Do you need mystery leading up to product announcements in order to pull off box-office hits in the mobile landscape? Many people would say yes, definitely, but Google is about to prove them all wrong.
Otherwise, how can you explain the initial Google Play stocks have been exhausted already and the earliest Nexus 5 cravers could hope to get their grubby hands on a “precious” is November 8 via Sprint? You can’t now, can you?
All that being said, let’s cut the bs and lend a helping hand to anyone looking to score an N5. Ladies and gents, here’s why, where and for how much to buy Google’s ace in the hole and why and where not to buy it:
Google Nexus 5 – Why to Buy
It’s not rocket science. People dig the N5 because, on paper, it’s everything the N4 isn’t and can take on most competing giants for a fraction of their price. Okay, so it may not be powered by a swanky 64-bit CPU, like we know what rival.
And its camera and battery look a little underwhelming (emphasis on “little”), compared to, say, the LG G2 or Sony’s Xperia Z1. But what about the Snapdragon 800 power? And 2 GB RAM, and splendid 4.95-inch Full HD screen, and skinny 8.6 mm profile, and even the 16 and 32 GB storage options?
Can you find them elsewhere? Sure you can, but you’ll either have to compromise on build quality and brand reliability going for some unknown OEM from China, or pay north of 600 bucks outright. Meanwhile, the N5 starts at $350 and runs pure vanilla Android 4.4 KitKat, with no unnecessary bells and whistles on top.
Where to Buy
The “where” of the equation is also simple… in theory, but in reality things are much more complex and complicated. As long as you have a choice, don’t even think about it and get the Nexus 5 via Google’s Play Store sans contractual obligations.
There are no strings attached, no headaches and, best of all, the 5-incher won’t cost you an arm and a leg, going in the US for $350 with 16 GB of built-in storage and $400 with double the memory and in the UK for £299/£339. Valid both in black and white.
Now, as things stand, Americans have to wait between two and four weeks for the handheld to leave Google’s warehouses, whereas in GB it’s six to 14 days. Sounds like an eternity, but the alternatives are not worth the premiums.
The number three wireless carrier stateside, Sprint, is one of those alternatives, with the Nexus 5 up for pre-orders and shipping from November 8. However, the price “leaps” to $150 with 2-year pacts or 50 bucks if you bring your number from a different network. That’s not so bad, you say? It’s actually cheaper? Think again and, this time, do the math on the long haul. Also, think long and hard. Will you be as much in love with the device two years from now as you are today? I highly doubt it.
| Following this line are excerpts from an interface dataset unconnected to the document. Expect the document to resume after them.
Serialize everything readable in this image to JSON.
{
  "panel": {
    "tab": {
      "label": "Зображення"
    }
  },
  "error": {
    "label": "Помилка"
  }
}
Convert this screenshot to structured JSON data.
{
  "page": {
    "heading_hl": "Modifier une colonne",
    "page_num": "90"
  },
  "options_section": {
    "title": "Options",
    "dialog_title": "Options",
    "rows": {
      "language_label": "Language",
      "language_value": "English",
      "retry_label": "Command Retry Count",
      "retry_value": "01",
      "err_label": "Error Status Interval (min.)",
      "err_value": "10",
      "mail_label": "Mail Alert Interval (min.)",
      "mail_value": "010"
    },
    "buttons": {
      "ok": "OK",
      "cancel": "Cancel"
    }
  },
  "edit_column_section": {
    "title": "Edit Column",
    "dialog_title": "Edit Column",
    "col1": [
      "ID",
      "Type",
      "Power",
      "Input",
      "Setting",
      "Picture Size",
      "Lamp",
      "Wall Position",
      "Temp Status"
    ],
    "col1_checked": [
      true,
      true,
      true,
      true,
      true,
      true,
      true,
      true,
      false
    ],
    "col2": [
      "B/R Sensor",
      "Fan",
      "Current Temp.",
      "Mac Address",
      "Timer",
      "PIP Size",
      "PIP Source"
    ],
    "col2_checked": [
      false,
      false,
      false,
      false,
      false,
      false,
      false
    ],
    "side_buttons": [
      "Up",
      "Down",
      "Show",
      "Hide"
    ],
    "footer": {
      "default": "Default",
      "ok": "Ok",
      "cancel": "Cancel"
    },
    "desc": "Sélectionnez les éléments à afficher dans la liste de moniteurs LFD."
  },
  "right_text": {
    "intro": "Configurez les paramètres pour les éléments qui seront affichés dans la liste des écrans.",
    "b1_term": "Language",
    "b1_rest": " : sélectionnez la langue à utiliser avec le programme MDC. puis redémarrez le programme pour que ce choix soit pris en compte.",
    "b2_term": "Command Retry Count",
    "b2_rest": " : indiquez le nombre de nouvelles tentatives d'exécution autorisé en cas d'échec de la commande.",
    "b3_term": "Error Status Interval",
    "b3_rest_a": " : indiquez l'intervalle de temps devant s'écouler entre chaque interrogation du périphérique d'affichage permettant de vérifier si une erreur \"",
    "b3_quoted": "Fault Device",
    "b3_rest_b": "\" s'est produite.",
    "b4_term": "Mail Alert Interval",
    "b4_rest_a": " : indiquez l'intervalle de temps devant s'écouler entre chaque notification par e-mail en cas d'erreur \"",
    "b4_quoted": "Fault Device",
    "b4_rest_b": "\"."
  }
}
In the UK, Carphone Warehouse currently estimates white units will next be delivered November 7, with black models following eight full days later. Both can be had with Vodafone and O2 contracts, as well as SIM-free for an incredibly low £295 ($470).
There are a number of reasons you could snub the newest member of the Nexus family or at least hold off on your purchase. The availability woes alone are bound to discourage a number of prospective buyers. Also, there are those that just can’t settle for anything less than the best and, even Google has to admit it, the Nexus 5 is not the absolute bestest smartphone.
Certainly not in the battery life department and probably not as far as its camera goes either. And don’t even get me started on the lack of external storage.
As to where not to buy it, beware primarily of eBay duds. Better yet, don’t use eBay period. Not for purchasing mobile devices. Things are at the moment not as bonkers as they were last year, when charlatans were asking as much as 1,000 bucks for unlocked N4s, but there are sellers hoping to offload some N5s for around $600 a pop.
Granted, I can’t go so far as to say the entire of eBay is rotten and there are trusted sellers that charge in the vicinity of $450, but why make your life complicated when you can make it simple? That goes for more “serious” retailers as well, including Amazon and even AT&T or Best Buy.
In other words, it’s best to just not settle for a penny north of Google’s recommended pricing. However hard it may be to wait. And trust me, your Play Store time will come at one point. Who knows, maybe LG learned a thing or two from last year’s N4 availability debacle, so things might be much smoother this time around.